» WHAT YOU NEED TO DO: Please give an exact printout of the records, without any pictures.

» RECORDS FOR THIS EXERCISE:

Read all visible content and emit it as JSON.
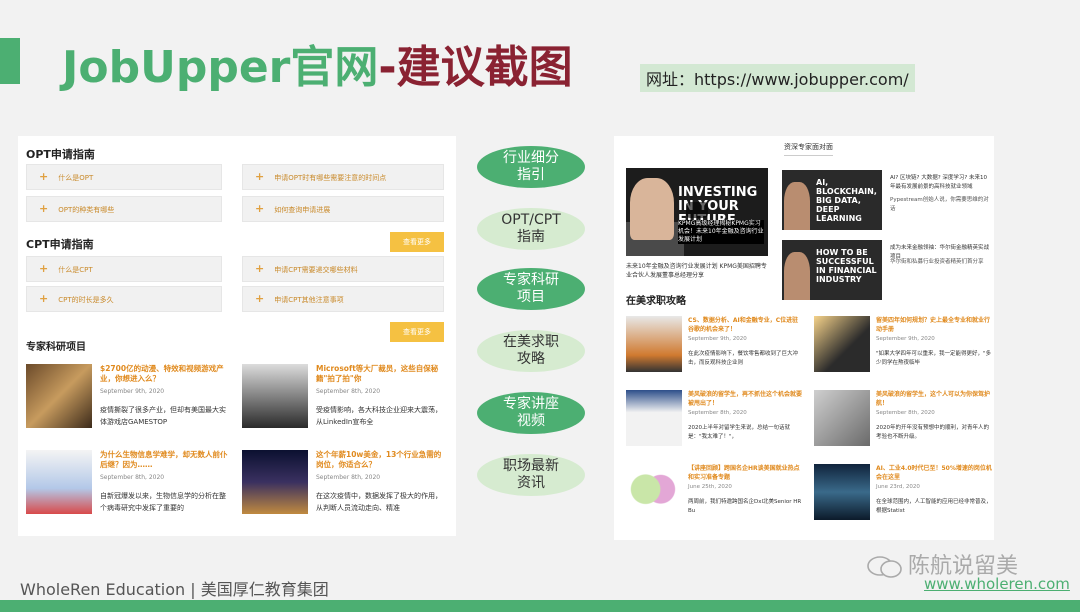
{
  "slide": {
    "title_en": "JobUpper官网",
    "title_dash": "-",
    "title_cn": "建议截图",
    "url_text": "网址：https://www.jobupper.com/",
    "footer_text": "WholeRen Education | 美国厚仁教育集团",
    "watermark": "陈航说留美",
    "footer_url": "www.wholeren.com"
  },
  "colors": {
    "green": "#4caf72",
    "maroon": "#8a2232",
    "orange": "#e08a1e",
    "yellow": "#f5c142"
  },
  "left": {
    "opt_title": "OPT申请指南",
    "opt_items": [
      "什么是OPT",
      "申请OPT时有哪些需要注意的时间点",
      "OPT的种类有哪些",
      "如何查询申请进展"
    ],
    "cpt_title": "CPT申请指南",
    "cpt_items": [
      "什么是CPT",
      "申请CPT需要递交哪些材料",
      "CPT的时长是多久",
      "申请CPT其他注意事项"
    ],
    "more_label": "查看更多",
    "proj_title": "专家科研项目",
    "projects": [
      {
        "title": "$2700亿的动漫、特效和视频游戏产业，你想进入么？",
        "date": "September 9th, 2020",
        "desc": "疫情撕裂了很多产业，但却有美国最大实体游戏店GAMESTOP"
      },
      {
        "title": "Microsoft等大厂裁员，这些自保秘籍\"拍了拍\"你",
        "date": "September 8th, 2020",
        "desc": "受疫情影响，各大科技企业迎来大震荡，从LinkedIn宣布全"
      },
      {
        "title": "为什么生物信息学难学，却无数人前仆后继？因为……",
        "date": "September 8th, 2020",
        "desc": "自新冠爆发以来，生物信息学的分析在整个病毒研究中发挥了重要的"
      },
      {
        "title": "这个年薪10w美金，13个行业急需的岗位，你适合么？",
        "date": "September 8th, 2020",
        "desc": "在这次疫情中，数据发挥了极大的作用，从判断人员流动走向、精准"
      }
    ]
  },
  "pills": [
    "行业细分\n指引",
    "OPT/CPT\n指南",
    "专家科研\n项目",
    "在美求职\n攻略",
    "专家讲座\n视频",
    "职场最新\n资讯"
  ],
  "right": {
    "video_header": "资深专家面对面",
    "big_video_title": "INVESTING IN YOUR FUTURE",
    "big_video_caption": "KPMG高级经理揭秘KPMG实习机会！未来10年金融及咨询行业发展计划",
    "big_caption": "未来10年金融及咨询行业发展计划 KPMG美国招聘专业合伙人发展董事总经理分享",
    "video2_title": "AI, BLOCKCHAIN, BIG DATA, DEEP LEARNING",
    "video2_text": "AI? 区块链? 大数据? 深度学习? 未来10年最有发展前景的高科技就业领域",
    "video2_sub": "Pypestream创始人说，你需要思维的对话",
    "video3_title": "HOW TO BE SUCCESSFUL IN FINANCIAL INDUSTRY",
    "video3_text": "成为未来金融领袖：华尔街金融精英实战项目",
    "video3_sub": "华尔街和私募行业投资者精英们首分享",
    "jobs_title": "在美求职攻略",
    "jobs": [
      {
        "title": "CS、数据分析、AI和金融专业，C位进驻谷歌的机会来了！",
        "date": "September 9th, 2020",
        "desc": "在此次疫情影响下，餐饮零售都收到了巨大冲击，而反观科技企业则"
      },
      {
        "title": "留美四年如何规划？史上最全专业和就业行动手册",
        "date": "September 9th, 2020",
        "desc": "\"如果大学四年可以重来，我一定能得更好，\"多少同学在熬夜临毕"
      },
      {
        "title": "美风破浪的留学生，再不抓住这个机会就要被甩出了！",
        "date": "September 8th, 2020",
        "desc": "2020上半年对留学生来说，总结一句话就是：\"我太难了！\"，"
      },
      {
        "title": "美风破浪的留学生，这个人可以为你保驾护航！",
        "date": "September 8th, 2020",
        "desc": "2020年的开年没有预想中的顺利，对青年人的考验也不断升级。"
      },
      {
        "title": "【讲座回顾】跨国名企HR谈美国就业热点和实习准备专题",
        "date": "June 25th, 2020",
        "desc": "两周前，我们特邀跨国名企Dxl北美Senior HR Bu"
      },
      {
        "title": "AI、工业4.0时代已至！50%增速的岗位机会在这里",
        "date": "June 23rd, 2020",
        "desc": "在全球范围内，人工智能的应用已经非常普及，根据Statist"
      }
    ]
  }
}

» OUTPUT OF THE TASK:
Read all visible content and emit it as JSON.
{
  "slide": {
    "title_en": "JobUpper官网",
    "title_dash": "-",
    "title_cn": "建议截图",
    "url_text": "网址：https://www.jobupper.com/",
    "footer_text": "WholeRen Education | 美国厚仁教育集团",
    "watermark": "陈航说留美",
    "footer_url": "www.wholeren.com"
  },
  "colors": {
    "green": "#4caf72",
    "maroon": "#8a2232",
    "orange": "#e08a1e",
    "yellow": "#f5c142"
  },
  "left": {
    "opt_title": "OPT申请指南",
    "opt_items": [
      "什么是OPT",
      "申请OPT时有哪些需要注意的时间点",
      "OPT的种类有哪些",
      "如何查询申请进展"
    ],
    "cpt_title": "CPT申请指南",
    "cpt_items": [
      "什么是CPT",
      "申请CPT需要递交哪些材料",
      "CPT的时长是多久",
      "申请CPT其他注意事项"
    ],
    "more_label": "查看更多",
    "proj_title": "专家科研项目",
    "projects": [
      {
        "title": "$2700亿的动漫、特效和视频游戏产业，你想进入么？",
        "date": "September 9th, 2020",
        "desc": "疫情撕裂了很多产业，但却有美国最大实体游戏店GAMESTOP"
      },
      {
        "title": "Microsoft等大厂裁员，这些自保秘籍\"拍了拍\"你",
        "date": "September 8th, 2020",
        "desc": "受疫情影响，各大科技企业迎来大震荡，从LinkedIn宣布全"
      },
      {
        "title": "为什么生物信息学难学，却无数人前仆后继？因为……",
        "date": "September 8th, 2020",
        "desc": "自新冠爆发以来，生物信息学的分析在整个病毒研究中发挥了重要的"
      },
      {
        "title": "这个年薪10w美金，13个行业急需的岗位，你适合么？",
        "date": "September 8th, 2020",
        "desc": "在这次疫情中，数据发挥了极大的作用，从判断人员流动走向、精准"
      }
    ]
  },
  "pills": [
    "行业细分\n指引",
    "OPT/CPT\n指南",
    "专家科研\n项目",
    "在美求职\n攻略",
    "专家讲座\n视频",
    "职场最新\n资讯"
  ],
  "right": {
    "video_header": "资深专家面对面",
    "big_video_title": "INVESTING IN YOUR FUTURE",
    "big_video_caption": "KPMG高级经理揭秘KPMG实习机会！未来10年金融及咨询行业发展计划",
    "big_caption": "未来10年金融及咨询行业发展计划 KPMG美国招聘专业合伙人发展董事总经理分享",
    "video2_title": "AI, BLOCKCHAIN, BIG DATA, DEEP LEARNING",
    "video2_text": "AI? 区块链? 大数据? 深度学习? 未来10年最有发展前景的高科技就业领域",
    "video2_sub": "Pypestream创始人说，你需要思维的对话",
    "video3_title": "HOW TO BE SUCCESSFUL IN FINANCIAL INDUSTRY",
    "video3_text": "成为未来金融领袖：华尔街金融精英实战项目",
    "video3_sub": "华尔街和私募行业投资者精英们首分享",
    "jobs_title": "在美求职攻略",
    "jobs": [
      {
        "title": "CS、数据分析、AI和金融专业，C位进驻谷歌的机会来了！",
        "date": "September 9th, 2020",
        "desc": "在此次疫情影响下，餐饮零售都收到了巨大冲击，而反观科技企业则"
      },
      {
        "title": "留美四年如何规划？史上最全专业和就业行动手册",
        "date": "September 9th, 2020",
        "desc": "\"如果大学四年可以重来，我一定能得更好，\"多少同学在熬夜临毕"
      },
      {
        "title": "美风破浪的留学生，再不抓住这个机会就要被甩出了！",
        "date": "September 8th, 2020",
        "desc": "2020上半年对留学生来说，总结一句话就是：\"我太难了！\"，"
      },
      {
        "title": "美风破浪的留学生，这个人可以为你保驾护航！",
        "date": "September 8th, 2020",
        "desc": "2020年的开年没有预想中的顺利，对青年人的考验也不断升级。"
      },
      {
        "title": "【讲座回顾】跨国名企HR谈美国就业热点和实习准备专题",
        "date": "June 25th, 2020",
        "desc": "两周前，我们特邀跨国名企Dxl北美Senior HR Bu"
      },
      {
        "title": "AI、工业4.0时代已至！50%增速的岗位机会在这里",
        "date": "June 23rd, 2020",
        "desc": "在全球范围内，人工智能的应用已经非常普及，根据Statist"
      }
    ]
  }
}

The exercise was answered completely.